Democratic presidential candidate Andrew Yang stormed into the Rose City on Saturday, July 13, drawing a sizable crowd that listened eagerly as the businessman expounded on his signature proposal: a $1,000 a month universal basic income dubbed the Freedom Dividend.
"There is nothing stopping a majority of citizens in a democracy from voting ourselves a dividend — nothing at all," Yang said. "This is a trickle-up economy… and we can make it real."
Though he has never held public office and was relatively unknown before campaign season began, Yang has become one of several dark horse candidates in the packed primary for the eventual Democratic nominee, who will then challenge President Donald Trump in 2020.
Yang met the Democratic National Committee's criteria to participate in the first round of televised debates, and says he has already met the donor threshold needed for the next round. Politico reported that he raised $2.8 million in the second quarter — a far cry from the combined $100 million collected by the top five liberal contenders.
His speech to several hundred people gathered at Pioneer Courthouse Square foretold a future where autonomous vehicles, online shopping giants and artificial intelligence will render obsolete millions of truckers, store clerks, factory workers and even white-collar employees.
"I was an unhappy lawyer for five full months, and I guarantee you could automate that job," Yang said.
He said that President Trump accurately identified the concerns of dispossessed rust-belt states, however Yang argues the true cause behind these economic woes is the rushing pace of technological change, not immigration or border security.

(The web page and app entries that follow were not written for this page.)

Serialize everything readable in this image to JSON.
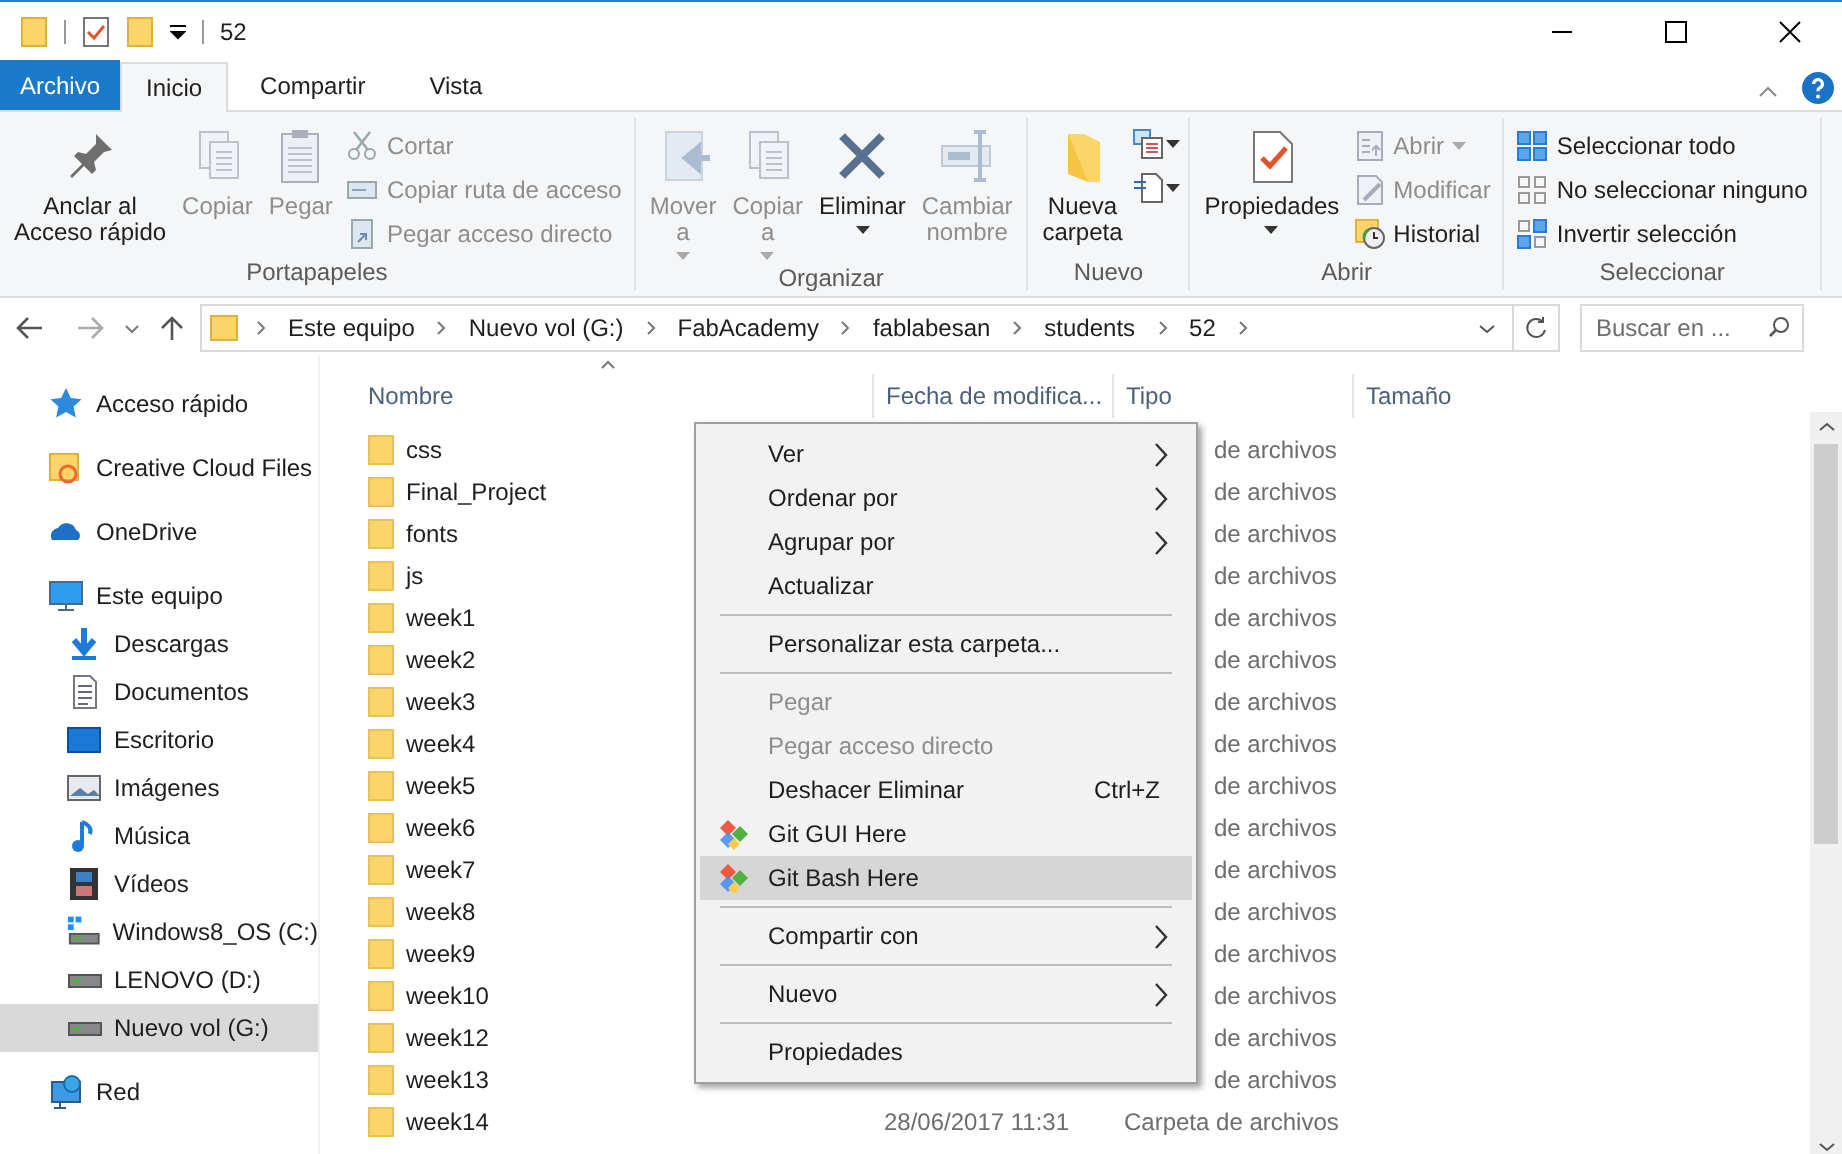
{
  "title_bar": {
    "title": "52"
  },
  "ribbon_tabs": [
    {
      "label": "Archivo",
      "kind": "file",
      "selected": false
    },
    {
      "label": "Inicio",
      "kind": "tab",
      "selected": true
    },
    {
      "label": "Compartir",
      "kind": "tab",
      "selected": false
    },
    {
      "label": "Vista",
      "kind": "tab",
      "selected": false
    }
  ],
  "ribbon_groups": [
    {
      "label": "Portapapeles",
      "items": [
        {
          "label": "Anclar al\nAcceso rápido",
          "kind": "large",
          "disabled": false
        },
        {
          "label": "Copiar",
          "kind": "large",
          "disabled": true
        },
        {
          "label": "Pegar",
          "kind": "large",
          "disabled": true
        },
        {
          "kind": "stack",
          "items": [
            {
              "label": "Cortar",
              "disabled": true
            },
            {
              "label": "Copiar ruta de acceso",
              "disabled": true
            },
            {
              "label": "Pegar acceso directo",
              "disabled": true
            }
          ]
        }
      ]
    },
    {
      "label": "Organizar",
      "items": [
        {
          "label": "Mover\na",
          "kind": "large",
          "disabled": true,
          "dropdown": true
        },
        {
          "label": "Copiar\na",
          "kind": "large",
          "disabled": true,
          "dropdown": true
        },
        {
          "label": "Eliminar",
          "kind": "large",
          "disabled": false,
          "dropdown": true
        },
        {
          "label": "Cambiar\nnombre",
          "kind": "large",
          "disabled": true,
          "dropdown": false
        }
      ]
    },
    {
      "label": "Nuevo",
      "items": [
        {
          "label": "Nueva\ncarpeta",
          "kind": "large",
          "disabled": false
        },
        {
          "kind": "minis"
        }
      ]
    },
    {
      "label": "Abrir",
      "items": [
        {
          "label": "Propiedades",
          "kind": "large",
          "disabled": false,
          "dropdown": true
        },
        {
          "kind": "stack",
          "items": [
            {
              "label": "Abrir",
              "disabled": true,
              "dropdown": true
            },
            {
              "label": "Modificar",
              "disabled": true,
              "dropdown": false
            },
            {
              "label": "Historial",
              "disabled": false,
              "dropdown": false
            }
          ]
        }
      ]
    },
    {
      "label": "Seleccionar",
      "items": [
        {
          "kind": "stack",
          "items": [
            {
              "label": "Seleccionar todo",
              "disabled": false
            },
            {
              "label": "No seleccionar ninguno",
              "disabled": false
            },
            {
              "label": "Invertir selección",
              "disabled": false
            }
          ]
        }
      ]
    }
  ],
  "address_bar": {
    "path": [
      "Este equipo",
      "Nuevo vol (G:)",
      "FabAcademy",
      "fablabesan",
      "students",
      "52"
    ]
  },
  "search": {
    "placeholder": "Buscar en ..."
  },
  "navigation": [
    {
      "label": "Acceso rápido",
      "selected": false
    },
    {
      "label": "Creative Cloud Files",
      "selected": false
    },
    {
      "label": "OneDrive",
      "selected": false
    },
    {
      "label": "Este equipo",
      "selected": false,
      "children": [
        {
          "label": "Descargas",
          "selected": false
        },
        {
          "label": "Documentos",
          "selected": false
        },
        {
          "label": "Escritorio",
          "selected": false
        },
        {
          "label": "Imágenes",
          "selected": false
        },
        {
          "label": "Música",
          "selected": false
        },
        {
          "label": "Vídeos",
          "selected": false
        },
        {
          "label": "Windows8_OS (C:)",
          "selected": false
        },
        {
          "label": "LENOVO (D:)",
          "selected": false
        },
        {
          "label": "Nuevo vol (G:)",
          "selected": true
        }
      ]
    },
    {
      "label": "Red",
      "selected": false
    }
  ],
  "file_list": {
    "columns": [
      "Nombre",
      "Fecha de modifica...",
      "Tipo",
      "Tamaño"
    ],
    "rows": [
      {
        "name": "css",
        "type": "de archivos",
        "type_cut": true
      },
      {
        "name": "Final_Project",
        "type": "de archivos",
        "type_cut": true
      },
      {
        "name": "fonts",
        "type": "de archivos",
        "type_cut": true
      },
      {
        "name": "js",
        "type": "de archivos",
        "type_cut": true
      },
      {
        "name": "week1",
        "type": "de archivos",
        "type_cut": true
      },
      {
        "name": "week2",
        "type": "de archivos",
        "type_cut": true
      },
      {
        "name": "week3",
        "type": "de archivos",
        "type_cut": true
      },
      {
        "name": "week4",
        "type": "de archivos",
        "type_cut": true
      },
      {
        "name": "week5",
        "type": "de archivos",
        "type_cut": true
      },
      {
        "name": "week6",
        "type": "de archivos",
        "type_cut": true
      },
      {
        "name": "week7",
        "type": "de archivos",
        "type_cut": true
      },
      {
        "name": "week8",
        "type": "de archivos",
        "type_cut": true
      },
      {
        "name": "week9",
        "type": "de archivos",
        "type_cut": true
      },
      {
        "name": "week10",
        "type": "de archivos",
        "type_cut": true
      },
      {
        "name": "week12",
        "type": "de archivos",
        "type_cut": true
      },
      {
        "name": "week13",
        "type": "de archivos",
        "type_cut": true
      },
      {
        "name": "week14",
        "date": "28/06/2017 11:31",
        "type": "Carpeta de archivos"
      }
    ]
  },
  "context_menu": [
    {
      "kind": "item",
      "label": "Ver",
      "submenu": true,
      "disabled": false,
      "selected": false
    },
    {
      "kind": "item",
      "label": "Ordenar por",
      "submenu": true,
      "disabled": false,
      "selected": false
    },
    {
      "kind": "item",
      "label": "Agrupar por",
      "submenu": true,
      "disabled": false,
      "selected": false
    },
    {
      "kind": "item",
      "label": "Actualizar",
      "submenu": false,
      "disabled": false,
      "selected": false
    },
    {
      "kind": "separator"
    },
    {
      "kind": "item",
      "label": "Personalizar esta carpeta...",
      "submenu": false,
      "disabled": false,
      "selected": false
    },
    {
      "kind": "separator"
    },
    {
      "kind": "item",
      "label": "Pegar",
      "submenu": false,
      "disabled": true,
      "selected": false
    },
    {
      "kind": "item",
      "label": "Pegar acceso directo",
      "submenu": false,
      "disabled": true,
      "selected": false
    },
    {
      "kind": "item",
      "label": "Deshacer Eliminar",
      "shortcut": "Ctrl+Z",
      "submenu": false,
      "disabled": false,
      "selected": false
    },
    {
      "kind": "iconitem",
      "label": "Git GUI Here",
      "submenu": false,
      "disabled": false,
      "selected": false
    },
    {
      "kind": "iconitem",
      "label": "Git Bash Here",
      "submenu": false,
      "disabled": false,
      "selected": true
    },
    {
      "kind": "separator"
    },
    {
      "kind": "item",
      "label": "Compartir con",
      "submenu": true,
      "disabled": false,
      "selected": false
    },
    {
      "kind": "separator"
    },
    {
      "kind": "item",
      "label": "Nuevo",
      "submenu": true,
      "disabled": false,
      "selected": false
    },
    {
      "kind": "separator"
    },
    {
      "kind": "item",
      "label": "Propiedades",
      "submenu": false,
      "disabled": false,
      "selected": false
    }
  ]
}
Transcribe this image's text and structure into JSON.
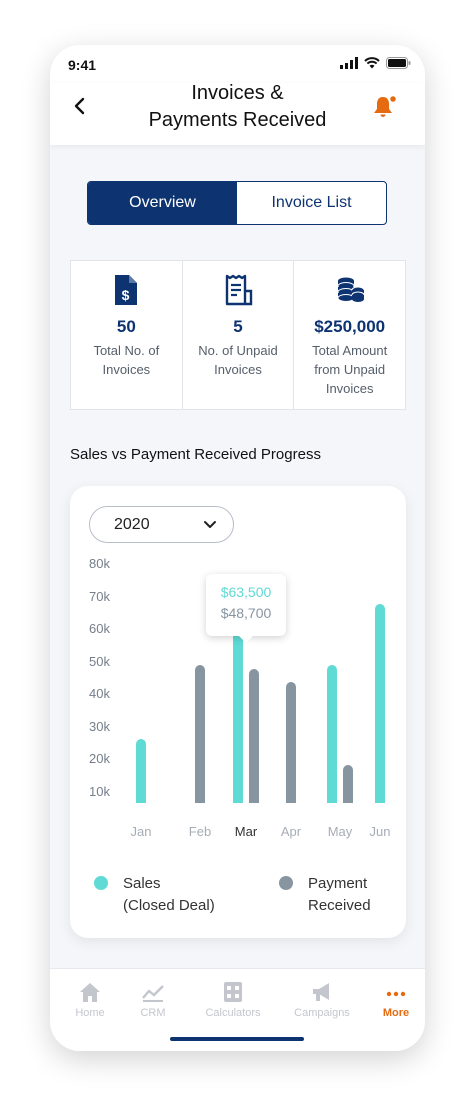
{
  "status_bar": {
    "time": "9:41"
  },
  "header": {
    "title_line1": "Invoices &",
    "title_line2": "Payments Received"
  },
  "segmented": {
    "overview": "Overview",
    "invoice_list": "Invoice List"
  },
  "stats": [
    {
      "value": "50",
      "label": "Total No. of Invoices",
      "icon": "dollar-document-icon"
    },
    {
      "value": "5",
      "label": "No. of Unpaid Invoices",
      "icon": "receipt-icon"
    },
    {
      "value": "$250,000",
      "label": "Total Amount from Unpaid Invoices",
      "icon": "coin-stack-icon"
    }
  ],
  "section_title": "Sales vs Payment Received Progress",
  "year_select": {
    "value": "2020"
  },
  "tooltip": {
    "sales": "$63,500",
    "payment": "$48,700"
  },
  "legend": {
    "sales_line1": "Sales",
    "sales_line2": "(Closed Deal)",
    "payment_line1": "Payment",
    "payment_line2": "Received"
  },
  "chart_data": {
    "type": "bar",
    "categories": [
      "Jan",
      "Feb",
      "Mar",
      "Apr",
      "May",
      "Jun"
    ],
    "y_ticks": [
      "80k",
      "70k",
      "60k",
      "50k",
      "40k",
      "30k",
      "20k",
      "10k"
    ],
    "ylim": [
      0,
      80000
    ],
    "selected_category": "Mar",
    "series": [
      {
        "name": "Sales (Closed Deal)",
        "color": "#5fdad4",
        "values": [
          28000,
          null,
          63500,
          null,
          50000,
          68000
        ]
      },
      {
        "name": "Payment Received",
        "color": "#8795a1",
        "values": [
          null,
          50000,
          48700,
          45000,
          20000,
          null
        ]
      }
    ]
  },
  "tabbar": [
    {
      "label": "Home",
      "icon": "home-icon"
    },
    {
      "label": "CRM",
      "icon": "chart-line-icon"
    },
    {
      "label": "Calculators",
      "icon": "calculator-icon"
    },
    {
      "label": "Campaigns",
      "icon": "megaphone-icon"
    },
    {
      "label": "More",
      "icon": "more-dots-icon",
      "active": true
    }
  ],
  "colors": {
    "primary": "#0d3470",
    "accent": "#e66a10",
    "sales": "#5fdad4",
    "payment": "#8795a1"
  }
}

The 44-year-old Manhattanite repeated his pledge to become the first president to use a "PowerPoint deck" during the State of the Union. He said he will tell government economists to deemphasize measurement of Gross Domestic Product, which doesn't account for the troubling decline in U.S. life expectancy or the epidemic of drug overdoses.
"Self-driving cars and trucks will be tremendous for GDP. They will be terrible for many, many Americans," Yang said. "If you don't have the right measurements, you're going to follow GDP off a cliff."
Standing unshaded on the red bricks of the city square, many in the crowd of supporters responded when Yang asked if anyone worked in the tech industry. Jess Fortier, a 28-year-old chief technology officer in Portland, said her career in software had focused on "automating people out of work," but she believes Yang will create an economy where everyone benefits.
Nate De Jong, who was traveling for business from Chicago, where he works in the "supply chain AI space," noted Yang's authenticity, saying: "There's not a bone of artifice in his body."
But for Jade Green, a Portland hotel worker making $15 an hour, it was the dream of not living paycheck to paycheck that inspired her.
"We're focusing on the solutions," she said, "not the problems."
Quality local journalism takes time and money, which comes, in part, from paying readers. If you enjoy articles like this one, please consider supporting us.
(It costs just a few cents a day.)